Born in Florence, Andrea di Michele di Francesco de’ Cioni worked a series of odd jobs at a young age, including tile and brick maker, even as tax collector. His diverse talents were no less as an artist, having been noted as a painter, goldsmith, perspectivist, draughtsman, sculptor, carver and musician. Though there is much unknown and undocumented about this influential artist, having only one signed painting to his name. If he was all that is written about him, or even if perhaps he may have been more is of much historical speculation.

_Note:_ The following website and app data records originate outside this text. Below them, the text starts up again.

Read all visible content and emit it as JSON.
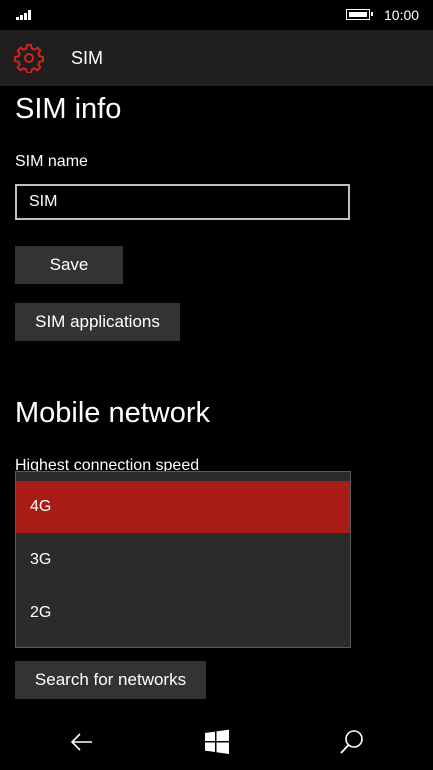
{
  "status_bar": {
    "time": "10:00",
    "signal_icon": "signal-icon",
    "battery_icon": "battery-icon"
  },
  "header": {
    "icon": "gear-icon",
    "title": "SIM"
  },
  "sim_info": {
    "title": "SIM info",
    "name_label": "SIM name",
    "name_value": "SIM",
    "save_label": "Save",
    "apps_label": "SIM applications"
  },
  "mobile_network": {
    "title": "Mobile network",
    "speed_label": "Highest connection speed",
    "options": [
      "4G",
      "3G",
      "2G"
    ],
    "selected": "4G",
    "search_label": "Search for networks"
  },
  "nav": {
    "back_icon": "back-icon",
    "start_icon": "windows-icon",
    "search_icon": "search-icon"
  },
  "colors": {
    "accent": "#a71d15",
    "header_bg": "#1f1f1f",
    "button_bg": "#333333",
    "gear": "#e0241b"
  }
}
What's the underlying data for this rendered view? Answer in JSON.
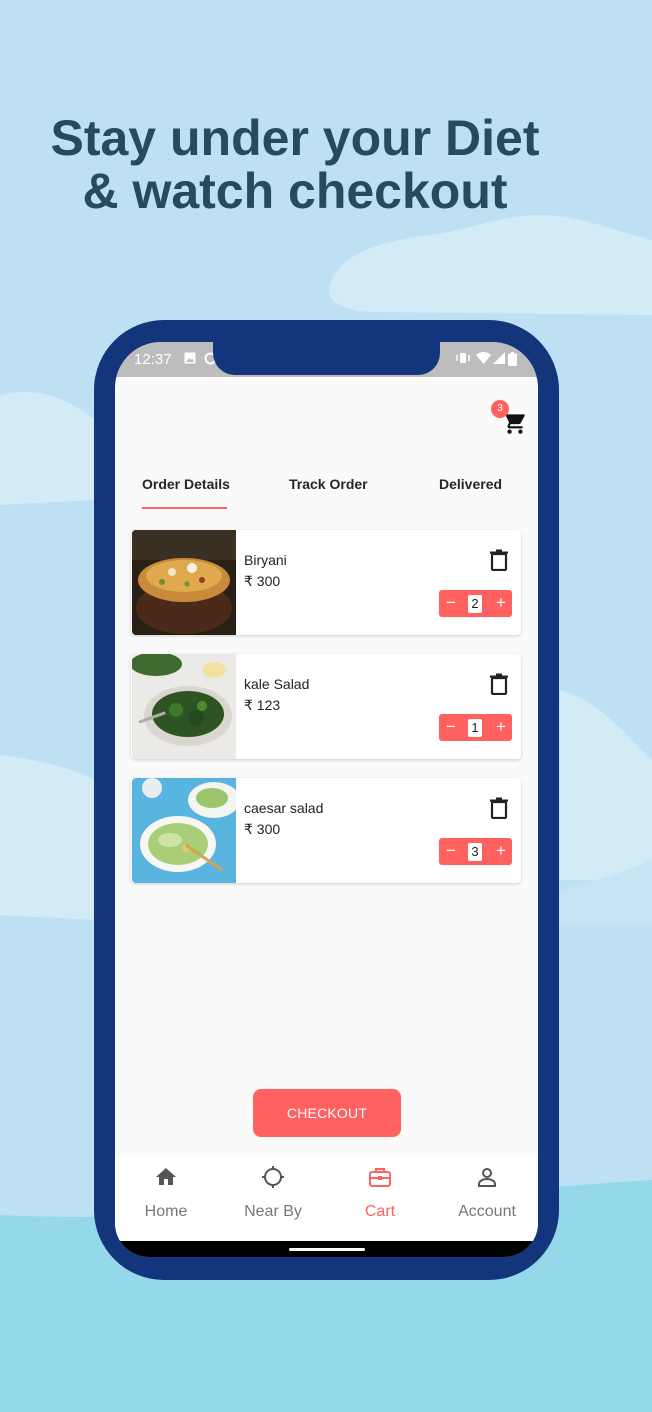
{
  "headline": {
    "line1": "Stay under your Diet",
    "line2": "& watch checkout"
  },
  "status_bar": {
    "time": "12:37"
  },
  "cart": {
    "badge_count": "3"
  },
  "tabs": [
    {
      "label": "Order Details",
      "active": true
    },
    {
      "label": "Track Order",
      "active": false
    },
    {
      "label": "Delivered",
      "active": false
    }
  ],
  "items": [
    {
      "name": "Biryani",
      "price": "₹ 300",
      "quantity": "2",
      "image": "biryani-photo"
    },
    {
      "name": "kale Salad",
      "price": "₹ 123",
      "quantity": "1",
      "image": "kale-salad-photo"
    },
    {
      "name": "caesar salad",
      "price": "₹ 300",
      "quantity": "3",
      "image": "caesar-salad-photo"
    }
  ],
  "stepper": {
    "minus": "−",
    "plus": "+"
  },
  "checkout_label": "CHECKOUT",
  "bottom_nav": [
    {
      "label": "Home",
      "icon": "home-icon",
      "active": false
    },
    {
      "label": "Near By",
      "icon": "location-target-icon",
      "active": false
    },
    {
      "label": "Cart",
      "icon": "briefcase-cart-icon",
      "active": true
    },
    {
      "label": "Account",
      "icon": "person-icon",
      "active": false
    }
  ],
  "colors": {
    "accent": "#ff6161",
    "phone_frame": "#12357c",
    "headline": "#264a60",
    "background": "#bde0f3"
  }
}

It was not until he trained as a goldsmith with Giuliano Verrocchi, that Andrea took the surname of Verrocchio. His artistic presence became known after his rise under the patronage of the Medici Court in Florence. This was not until after 1466 when the prized artist of the Medici’s, Donatello past away. It is even rumored that Verrocchio was an apprentice under Donatello, though his earliest training in painting is said to have not begun until the 1460s in Prato in Tuscany with Filippo Lippi (1406 – 1469) or another Florentine artist Alesso Baldovinetti.

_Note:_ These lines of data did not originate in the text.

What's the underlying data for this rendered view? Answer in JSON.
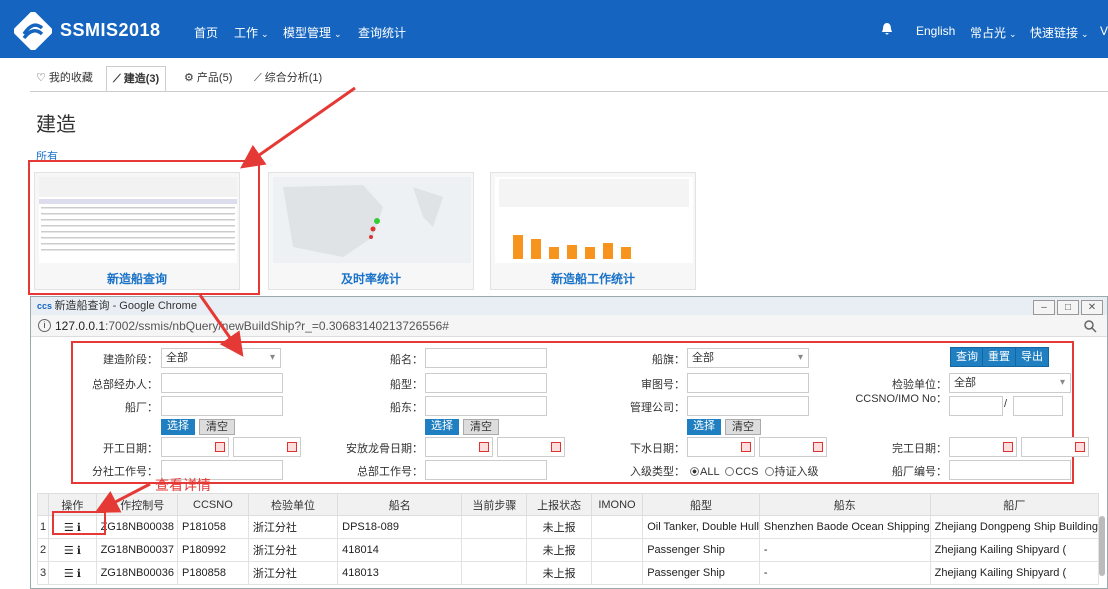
{
  "topnav": {
    "brand": "SSMIS2018",
    "items": [
      "首页",
      "工作",
      "模型管理",
      "查询统计"
    ],
    "right": [
      "English",
      "常占光",
      "快速链接",
      "V"
    ],
    "color": "#1565c0"
  },
  "tabs": [
    {
      "icon": "heart-icon",
      "label": "我的收藏"
    },
    {
      "icon": "line-chart-icon",
      "label": "建造(3)"
    },
    {
      "icon": "gears-icon",
      "label": "产品(5)"
    },
    {
      "icon": "line-chart-icon",
      "label": "综合分析(1)"
    }
  ],
  "page": {
    "title": "建造",
    "all_link": "所有"
  },
  "cards": [
    {
      "label": "新造船查询"
    },
    {
      "label": "及时率统计"
    },
    {
      "label": "新造船工作统计"
    }
  ],
  "browser": {
    "window_title": "新造船查询 - Google Chrome",
    "url_host": "127.0.0.1",
    "url_rest": ":7002/ssmis/nbQuery/newBuildShip?r_=0.30683140213726556#"
  },
  "form": {
    "labels": {
      "stage": "建造阶段：",
      "name": "船名：",
      "flag": "船旗：",
      "hq_handler": "总部经办人：",
      "type": "船型：",
      "drawing": "审图号：",
      "inspector": "检验单位：",
      "yard": "船厂：",
      "owner": "船东：",
      "mgmt": "管理公司：",
      "ccsno": "CCSNO/IMO No：",
      "start": "开工日期：",
      "keel": "安放龙骨日期：",
      "launch": "下水日期：",
      "complete": "完工日期：",
      "branch_no": "分社工作号：",
      "hq_no": "总部工作号：",
      "class_type": "入级类型：",
      "yard_no": "船厂编号："
    },
    "values": {
      "stage": "全部",
      "flag": "全部",
      "inspector": "全部",
      "ccsno_sep": "/"
    },
    "buttons": {
      "query": "查询",
      "reset": "重置",
      "export": "导出",
      "select": "选择",
      "clear": "清空"
    },
    "class_options": [
      "ALL",
      "CCS",
      "持证入级"
    ]
  },
  "annotation": "查看详情",
  "table": {
    "headers": [
      "操作",
      "工作控制号",
      "CCSNO",
      "检验单位",
      "船名",
      "当前步骤",
      "上报状态",
      "IMONO",
      "船型",
      "船东",
      "船厂"
    ],
    "rows": [
      {
        "n": "1",
        "ctrl": "ZG18NB00038",
        "ccsno": "P181058",
        "unit": "浙江分社",
        "name": "DPS18-089",
        "step": "",
        "status": "未上报",
        "imo": "",
        "type": "Oil Tanker, Double Hull",
        "owner": "Shenzhen Baode Ocean Shipping",
        "yard": "Zhejiang Dongpeng Ship Building"
      },
      {
        "n": "2",
        "ctrl": "ZG18NB00037",
        "ccsno": "P180992",
        "unit": "浙江分社",
        "name": "418014",
        "step": "",
        "status": "未上报",
        "imo": "",
        "type": "Passenger Ship",
        "owner": "-",
        "yard": "Zhejiang Kailing Shipyard ("
      },
      {
        "n": "3",
        "ctrl": "ZG18NB00036",
        "ccsno": "P180858",
        "unit": "浙江分社",
        "name": "418013",
        "step": "",
        "status": "未上报",
        "imo": "",
        "type": "Passenger Ship",
        "owner": "-",
        "yard": "Zhejiang Kailing Shipyard ("
      }
    ]
  },
  "colors": {
    "highlight": "#e53935",
    "link": "#1a73c8",
    "button": "#1f7fc0"
  }
}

His first painted work may have been with Lippi, working alongside Sandro Botticelli (1444 – 1510) in a series of murals for a cathedral in Prato. Throughout 1465 – 1467 he did sculptural pieces including monuments for Cosimo de’ Medici and then again in 1472 for Piero and Giovanni de’ Medici in the Old Sacristy Church in San Lorenzo. Piero de’ Medici and his son Lorenzo where great supporters of Verrocchio and the artist was made the court’s curator for its collection of Roman antiquities. He also designed costumes and armor for some of the festivals, tournaments and receptions in the Medici court. Verrocchio was also commissioned by the Venetian State and the City Council of Pistoia. Working as a bronze sculptor, Verrocchio was commissioned by the Tribunale di Mercanzia (or Florence Guild of Traders) to do a group of pieces, titled Christ and St. Thomas for the Church of Orsanmichele. These works replaced Donatello’s St. Louis of Toulouse, in the church’s exterior. A candelabra he made in 1468 for Florence’s town hall is now on display in Amsterdam.
A teacher of many great students, Verrocchio had under his tutelage, Pietro Perugino (1446 – 1524), Domenico Ghirlandaio (1449 – 1494), Sandro Botticelli and his most famous pupil, Leonardo da Vinci. The famous piece, Baptism of Christ, was completed between 1474 – 1475 by Verrocchio and his then student Leonardo da Vinci. In the painting, Leonardo completed the background and one of the angels, of which the superior quality startled Verrocchio so that he professed to never touch a brush again. Though around this same time Verrocchio’s only attributed painting, Madonna and Child with Saints, (1475 – 1483), was completed with another of his students, Lorenzo di Credi in the Cathedral of Pistoia. There are other possible paintings created by Verrocchio, but his work turned mostly to sculpture in his later years, and his total artistry is said to have been best in the last two decades of his life. His most ambitious work, an equestrian statue of Bartolomeo Colleoni, was left unfinished at his death and completed by Alessandro Leopardi, but Verrocchio’s design was truly innovative for the time.